---------- The input

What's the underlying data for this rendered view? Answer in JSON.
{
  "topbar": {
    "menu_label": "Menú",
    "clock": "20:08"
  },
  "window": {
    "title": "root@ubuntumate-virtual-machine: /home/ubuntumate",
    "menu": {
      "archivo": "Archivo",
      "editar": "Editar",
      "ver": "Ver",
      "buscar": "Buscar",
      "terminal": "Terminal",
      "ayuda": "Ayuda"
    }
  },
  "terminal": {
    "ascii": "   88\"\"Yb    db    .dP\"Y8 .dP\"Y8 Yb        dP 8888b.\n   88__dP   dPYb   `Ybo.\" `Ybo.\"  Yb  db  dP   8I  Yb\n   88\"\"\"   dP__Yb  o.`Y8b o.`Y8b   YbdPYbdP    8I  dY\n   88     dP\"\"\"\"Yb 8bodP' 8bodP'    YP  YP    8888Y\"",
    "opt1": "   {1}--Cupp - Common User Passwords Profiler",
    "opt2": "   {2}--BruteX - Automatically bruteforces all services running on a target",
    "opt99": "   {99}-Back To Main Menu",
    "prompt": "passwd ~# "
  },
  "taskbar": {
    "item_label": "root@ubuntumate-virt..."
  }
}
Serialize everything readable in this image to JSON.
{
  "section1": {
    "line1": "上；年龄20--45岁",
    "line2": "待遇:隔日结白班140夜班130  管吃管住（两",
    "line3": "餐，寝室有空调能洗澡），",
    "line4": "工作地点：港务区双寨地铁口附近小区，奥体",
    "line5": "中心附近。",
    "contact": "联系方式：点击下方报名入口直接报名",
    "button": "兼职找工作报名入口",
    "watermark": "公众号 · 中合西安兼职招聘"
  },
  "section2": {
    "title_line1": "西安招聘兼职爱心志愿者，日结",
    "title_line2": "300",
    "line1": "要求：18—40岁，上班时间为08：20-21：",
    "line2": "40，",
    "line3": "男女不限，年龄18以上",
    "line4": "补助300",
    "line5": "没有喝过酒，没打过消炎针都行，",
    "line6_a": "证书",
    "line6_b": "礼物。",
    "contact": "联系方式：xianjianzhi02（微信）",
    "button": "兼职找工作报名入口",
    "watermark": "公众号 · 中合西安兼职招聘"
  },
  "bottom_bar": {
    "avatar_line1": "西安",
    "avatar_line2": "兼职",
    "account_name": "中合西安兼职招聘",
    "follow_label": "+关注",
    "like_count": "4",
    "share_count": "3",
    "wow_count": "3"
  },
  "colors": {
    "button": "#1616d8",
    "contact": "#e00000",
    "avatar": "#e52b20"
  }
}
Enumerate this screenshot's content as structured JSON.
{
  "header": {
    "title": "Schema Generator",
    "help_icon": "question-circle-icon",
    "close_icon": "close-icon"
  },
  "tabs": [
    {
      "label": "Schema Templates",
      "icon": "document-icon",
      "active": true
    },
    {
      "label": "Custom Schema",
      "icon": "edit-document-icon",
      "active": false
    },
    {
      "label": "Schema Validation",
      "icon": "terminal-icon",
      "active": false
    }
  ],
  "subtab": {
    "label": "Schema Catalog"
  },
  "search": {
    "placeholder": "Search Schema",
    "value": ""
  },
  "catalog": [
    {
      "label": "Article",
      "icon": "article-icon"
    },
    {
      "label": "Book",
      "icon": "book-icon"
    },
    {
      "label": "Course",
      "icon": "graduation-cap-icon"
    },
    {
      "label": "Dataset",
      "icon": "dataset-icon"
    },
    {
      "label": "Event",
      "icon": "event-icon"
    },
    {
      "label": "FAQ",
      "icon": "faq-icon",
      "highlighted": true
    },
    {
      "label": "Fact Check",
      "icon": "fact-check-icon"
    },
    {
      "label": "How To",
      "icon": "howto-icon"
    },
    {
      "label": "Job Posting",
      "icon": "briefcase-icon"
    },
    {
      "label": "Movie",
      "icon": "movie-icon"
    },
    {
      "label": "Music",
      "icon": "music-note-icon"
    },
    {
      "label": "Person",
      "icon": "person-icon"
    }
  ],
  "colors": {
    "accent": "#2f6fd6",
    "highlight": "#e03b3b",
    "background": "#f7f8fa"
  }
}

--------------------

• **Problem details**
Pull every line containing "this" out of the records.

• **Your solution**
What's the underlying data for this rendered view? Answer in JSON.
Serialize everything readable in this image to JSON.
Enumerate this screenshot's content as structured JSON.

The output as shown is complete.